Exercise aim >>
For this exercise, report every line of the material that includes "title".

Supplied data >>

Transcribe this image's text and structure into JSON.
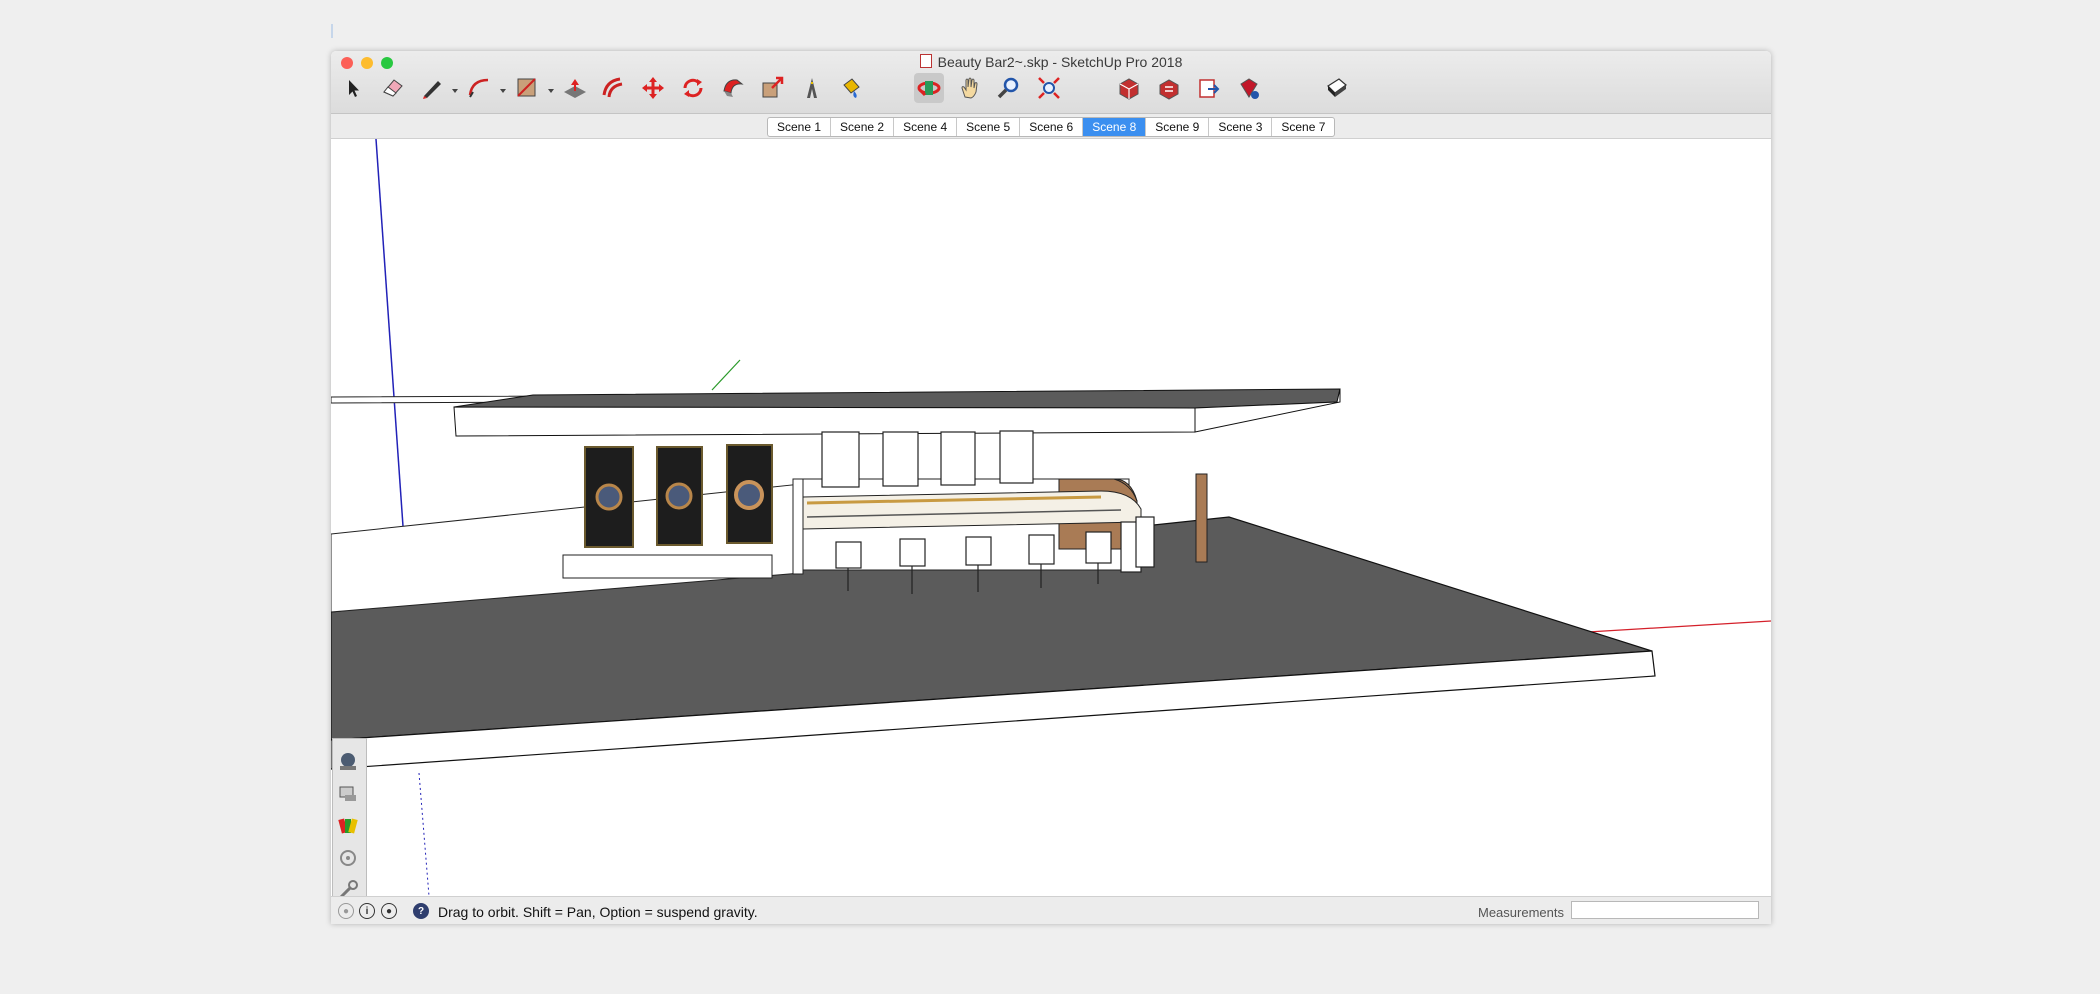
{
  "window": {
    "title": "Beauty Bar2~.skp - SketchUp Pro 2018",
    "traffic_colors": [
      "#fc5f57",
      "#fdbc2e",
      "#28c840"
    ]
  },
  "toolbar": {
    "tools": [
      "select-tool",
      "eraser-tool",
      "line-tool",
      "arc-tool",
      "rectangle-tool",
      "push-pull-tool",
      "offset-tool",
      "move-tool",
      "rotate-tool",
      "follow-me-tool",
      "scale-tool",
      "tape-measure-tool",
      "paint-bucket-tool",
      "orbit-tool",
      "pan-tool",
      "zoom-tool",
      "zoom-extents-tool",
      "warehouse-tool",
      "share-model-tool",
      "send-to-layout-tool",
      "extension-warehouse-tool",
      "display-toggle-tool"
    ],
    "active_tool": "orbit-tool"
  },
  "scenes": {
    "tabs": [
      "Scene 1",
      "Scene 2",
      "Scene 4",
      "Scene 5",
      "Scene 6",
      "Scene 8",
      "Scene 9",
      "Scene 3",
      "Scene 7"
    ],
    "selected": "Scene 8"
  },
  "side_panel": {
    "icons": [
      "styles-icon",
      "component-icon",
      "materials-icon",
      "scenes-icon",
      "tools-icon",
      "outliner-icon",
      "instructor-icon"
    ]
  },
  "status": {
    "icons": [
      "geolocation-icon",
      "credits-icon",
      "user-icon",
      "help-icon"
    ],
    "message": "Drag to orbit. Shift = Pan, Option = suspend gravity.",
    "measurements_label": "Measurements",
    "measurements_value": ""
  },
  "colors": {
    "axis_red": "#d4202a",
    "axis_green": "#2a9a2a",
    "axis_blue": "#2222b8",
    "floor": "#5b5b5b",
    "wood": "#a97b55",
    "selected_scene": "#3b8ff0"
  }
}
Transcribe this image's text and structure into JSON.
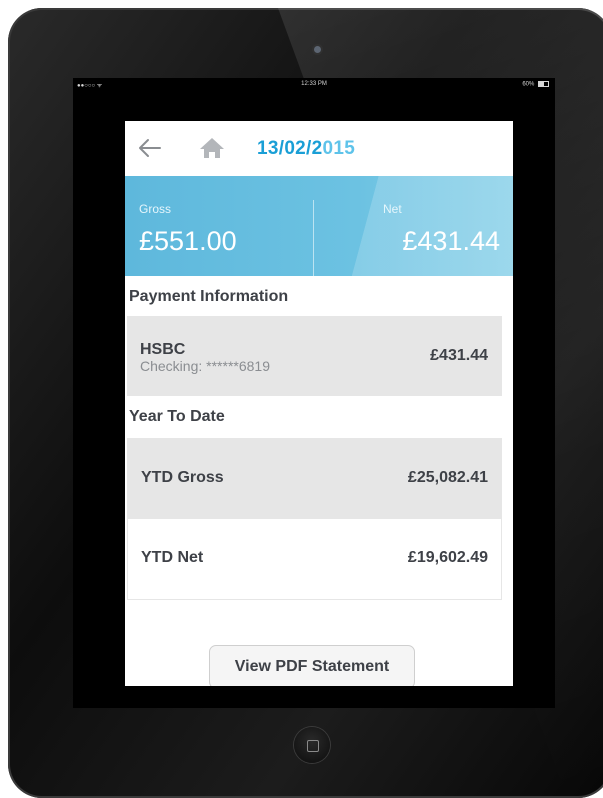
{
  "status_bar": {
    "carrier": "●●○○○ ᯤ",
    "time": "12:33 PM",
    "battery": "60%"
  },
  "header": {
    "date_main": "13/02/2",
    "date_accent": "015"
  },
  "summary": {
    "gross_label": "Gross",
    "gross_value": "£551.00",
    "net_label": "Net",
    "net_value": "£431.44"
  },
  "payment_section": {
    "title": "Payment Information",
    "bank": "HSBC",
    "account": "Checking: ******6819",
    "amount": "£431.44"
  },
  "ytd_section": {
    "title": "Year To Date",
    "rows": [
      {
        "label": "YTD Gross",
        "value": "£25,082.41"
      },
      {
        "label": "YTD Net",
        "value": "£19,602.49"
      }
    ]
  },
  "actions": {
    "pdf_label": "View PDF Statement"
  },
  "colors": {
    "accent": "#1a9fd6",
    "summary_bg": "#6cc2e2",
    "card_bg": "#e6e6e6",
    "text": "#3e4147"
  },
  "icons": {
    "back": "back-arrow-icon",
    "home": "home-icon"
  }
}
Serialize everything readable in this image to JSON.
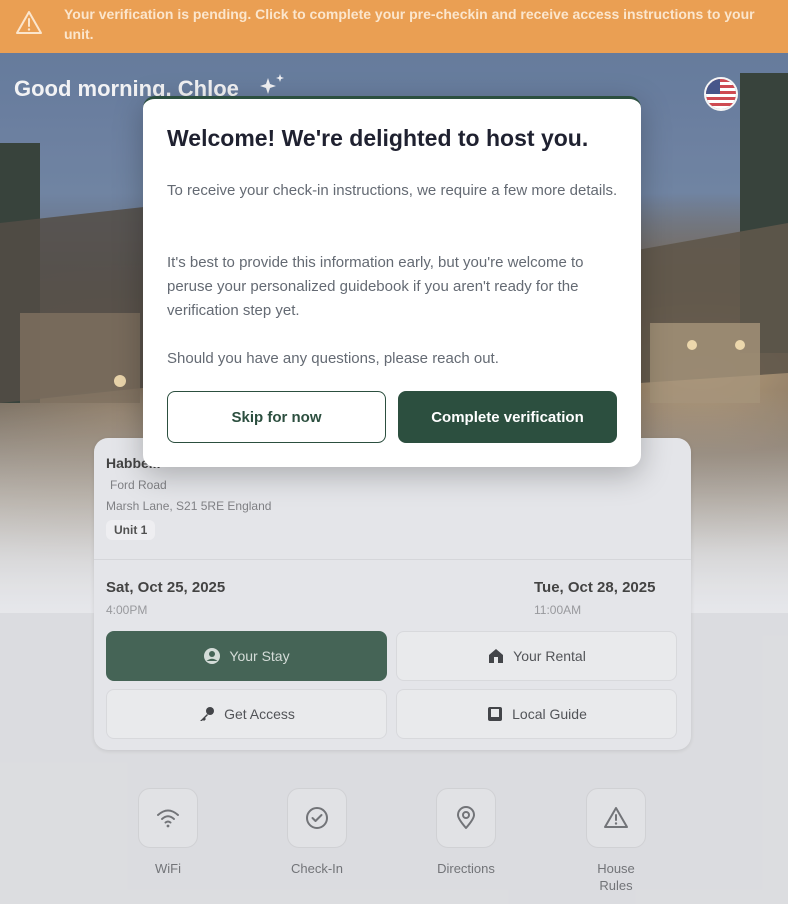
{
  "banner": {
    "icon": "warning-icon",
    "text": "Your verification is pending. Click to complete your pre-checkin and receive access instructions to your unit.",
    "color": "#e8923c"
  },
  "header": {
    "greeting": "Good morning, Chloe",
    "sparkle_icon": "sparkle-icon",
    "language_icon": "us-flag-icon"
  },
  "property": {
    "name": "Habbe...",
    "address_line1": "Ford Road",
    "address_line2": "Marsh Lane, S21 5RE England",
    "unit": "Unit 1"
  },
  "stay": {
    "check_in_date": "Sat, Oct 25, 2025",
    "check_in_time": "4:00PM",
    "check_out_date": "Tue, Oct 28, 2025",
    "check_out_time": "11:00AM"
  },
  "tiles": [
    {
      "label": "Your Stay",
      "icon": "user-circle-icon",
      "active": true
    },
    {
      "label": "Your Rental",
      "icon": "house-icon",
      "active": false
    },
    {
      "label": "Get Access",
      "icon": "key-icon",
      "active": false
    },
    {
      "label": "Local Guide",
      "icon": "book-icon",
      "active": false
    }
  ],
  "quick_links": [
    {
      "label": "WiFi",
      "icon": "wifi-icon"
    },
    {
      "label": "Check-In",
      "icon": "check-circle-icon"
    },
    {
      "label": "Directions",
      "icon": "map-pin-icon"
    },
    {
      "label": "House Rules",
      "icon": "alert-triangle-icon"
    }
  ],
  "modal": {
    "title": "Welcome! We're delighted to host you.",
    "paragraph1": "To receive your check-in instructions, we require a few more details.",
    "paragraph2": "It's best to provide this information early, but you're welcome to peruse your personalized guidebook if you aren't ready for the verification step yet.",
    "paragraph3": "Should you have any questions, please reach out.",
    "skip_label": "Skip for now",
    "complete_label": "Complete verification"
  },
  "colors": {
    "accent": "#2c4f3f",
    "banner": "#e8923c"
  }
}
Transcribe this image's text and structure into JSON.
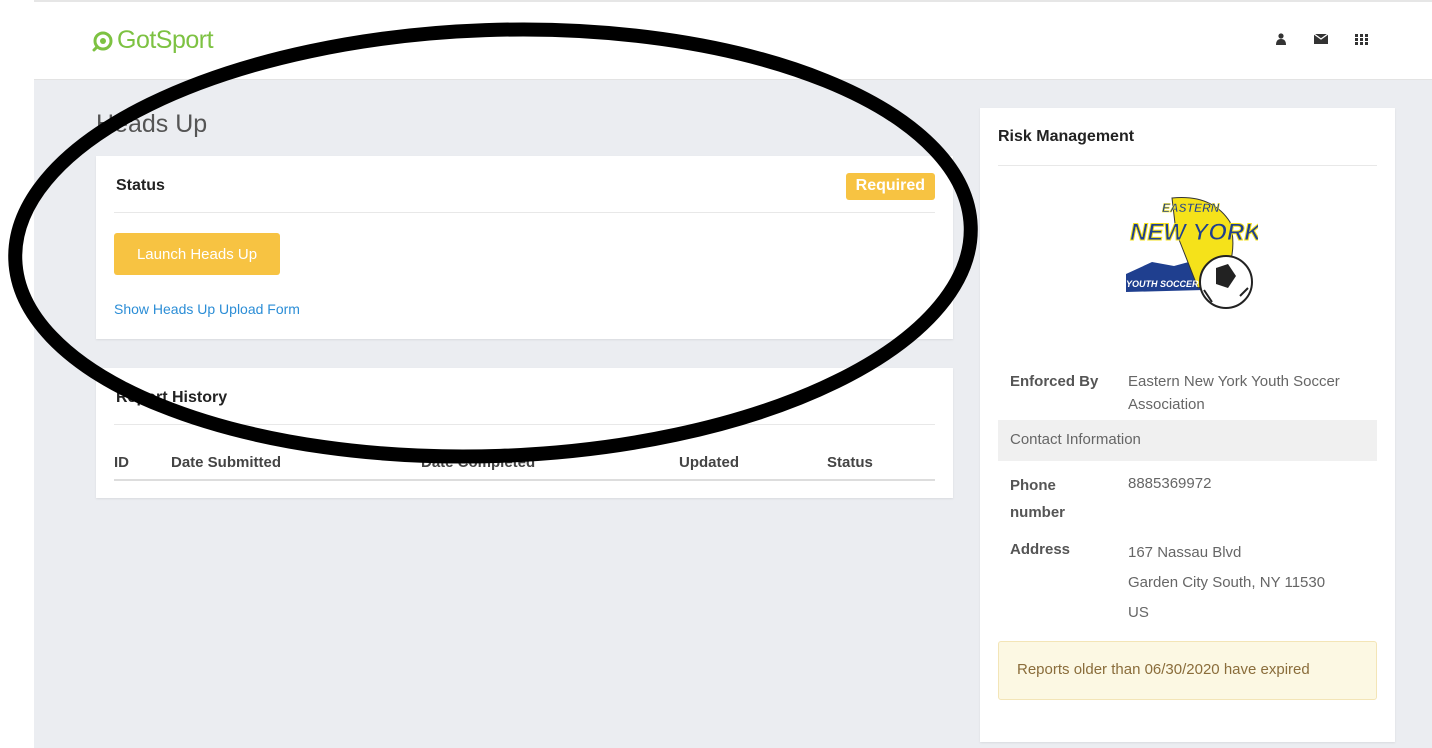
{
  "app": {
    "logo_text": "GotSport"
  },
  "nav": {
    "icons": [
      "user-icon",
      "envelope-icon",
      "apps-grid-icon"
    ]
  },
  "page": {
    "title": "Heads Up"
  },
  "status_card": {
    "title": "Status",
    "badge": "Required",
    "launch_label": "Launch Heads Up",
    "upload_link": "Show Heads Up Upload Form"
  },
  "history_card": {
    "title": "Report History",
    "columns": [
      "ID",
      "Date Submitted",
      "Date Completed",
      "Updated",
      "Status"
    ]
  },
  "risk": {
    "title": "Risk Management",
    "logo_alt": "Eastern New York Youth Soccer",
    "enforced_by_label": "Enforced By",
    "enforced_by_value": "Eastern New York Youth Soccer Association",
    "contact_heading": "Contact Information",
    "phone_label": "Phone number",
    "phone_value": "8885369972",
    "address_label": "Address",
    "address_line1": "167 Nassau Blvd",
    "address_line2": "Garden City South, NY 11530",
    "address_line3": "US",
    "alert": "Reports older than 06/30/2020 have expired"
  },
  "logo_art": {
    "line1": "EASTERN",
    "line2": "NEW YORK",
    "line3": "YOUTH SOCCER"
  },
  "colors": {
    "brand_green": "#7dc242",
    "warning_yellow": "#f7c342",
    "link_blue": "#2b8dd6",
    "page_bg": "#ebedf1"
  }
}
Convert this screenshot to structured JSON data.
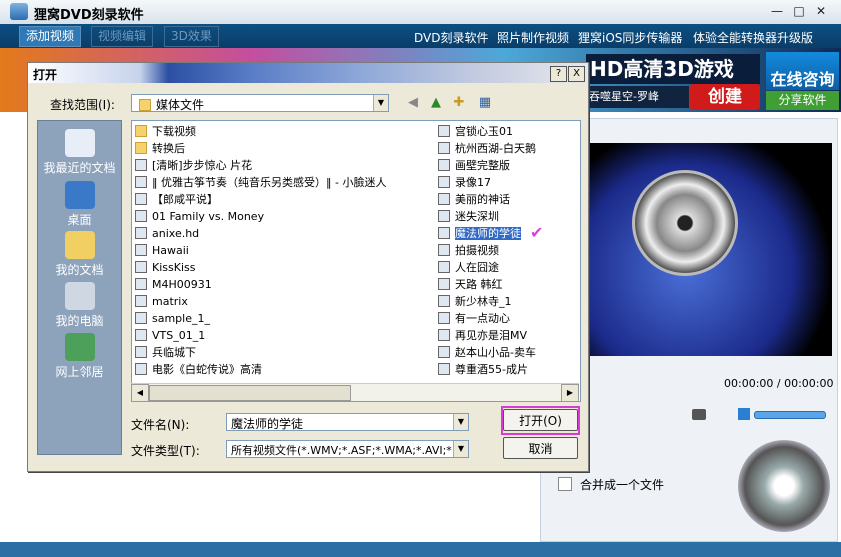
{
  "app": {
    "title": "狸窝DVD刻录软件",
    "min": "—",
    "max": "□",
    "close": "✕"
  },
  "toolbar": {
    "add_video": "添加视频",
    "edit_video": "视频编辑",
    "effect_3d": "3D效果",
    "links": [
      "DVD刻录软件",
      "照片制作视频",
      "狸窝iOS同步传输器",
      "体验全能转换器升级版"
    ]
  },
  "ad": {
    "headline": "HD高清3D游戏",
    "sub": "吞噬星空-罗峰",
    "create": "创建",
    "consult": "在线咨询",
    "share": "分享软件"
  },
  "player": {
    "time": "00:00:00 / 00:00:00"
  },
  "merge_label": "合并成一个文件",
  "dialog": {
    "title": "打开",
    "help": "?",
    "close": "X",
    "lookin_label": "查找范围(I):",
    "lookin_value": "媒体文件",
    "places": [
      "我最近的文档",
      "桌面",
      "我的文档",
      "我的电脑",
      "网上邻居"
    ],
    "files_left": [
      {
        "name": "下载视频",
        "type": "folder"
      },
      {
        "name": "转换后",
        "type": "folder"
      },
      {
        "name": "[清晰]步步惊心 片花",
        "type": "QT"
      },
      {
        "name": "‖ 优雅古筝节奏（纯音乐另类感受）‖ - 小臉迷人",
        "type": "WAV"
      },
      {
        "name": "【郎咸平说】",
        "type": "FLV"
      },
      {
        "name": "01 Family vs. Money",
        "type": "MKV"
      },
      {
        "name": "anixe.hd",
        "type": "TS"
      },
      {
        "name": "Hawaii",
        "type": "MPG"
      },
      {
        "name": "KissKiss",
        "type": "QT"
      },
      {
        "name": "M4H00931",
        "type": "QT"
      },
      {
        "name": "matrix",
        "type": "MP4"
      },
      {
        "name": "sample_1_",
        "type": "VOB"
      },
      {
        "name": "VTS_01_1",
        "type": "VOB"
      },
      {
        "name": "兵临城下",
        "type": "FLV"
      },
      {
        "name": "电影《白蛇传说》高清",
        "type": "FLV"
      }
    ],
    "files_right": [
      {
        "name": "宫锁心玉01",
        "type": "RM"
      },
      {
        "name": "杭州西湖-白天鹅",
        "type": "QT"
      },
      {
        "name": "画壁完整版",
        "type": "MP4"
      },
      {
        "name": "录像17",
        "type": "MP4"
      },
      {
        "name": "美丽的神话",
        "type": "MP4"
      },
      {
        "name": "迷失深圳",
        "type": "RM"
      },
      {
        "name": "魔法师的学徒",
        "type": "MP4",
        "selected": true
      },
      {
        "name": "拍摄视频",
        "type": "3GP"
      },
      {
        "name": "人在囧途",
        "type": "QT"
      },
      {
        "name": "天路 韩红",
        "type": "QT"
      },
      {
        "name": "新少林寺_1",
        "type": "MP4"
      },
      {
        "name": "有一点动心",
        "type": "WAV"
      },
      {
        "name": "再见亦是泪MV",
        "type": "FLV"
      },
      {
        "name": "赵本山小品-卖车",
        "type": "MP4"
      },
      {
        "name": "尊重酒55-成片",
        "type": "MP4"
      }
    ],
    "check_mark": "✔",
    "filename_label": "文件名(N):",
    "filename_value": "魔法师的学徒",
    "filetype_label": "文件类型(T):",
    "filetype_value": "所有视频文件(*.WMV;*.ASF;*.WMA;*.AVI;*",
    "open_button": "打开(O)",
    "cancel_button": "取消"
  },
  "colors": {
    "accent_highlight": "#d43cd4",
    "selection": "#316ac5",
    "places_bg": "#8da2bb"
  }
}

Answer to this problem >>
    "title": "Beauty Bar2~.skp - SketchUp Pro 2018",
    "title": "Payment Information",
    "title": "Year To Date",
    "title": "Welcome! We're delighted to host you.",
    "title": "Heads Up"
    "title": "Status",
    "title": "Report History",
    "title": "Risk Management",
    "title": "狸窝DVD刻录软件",
    "title": "打开",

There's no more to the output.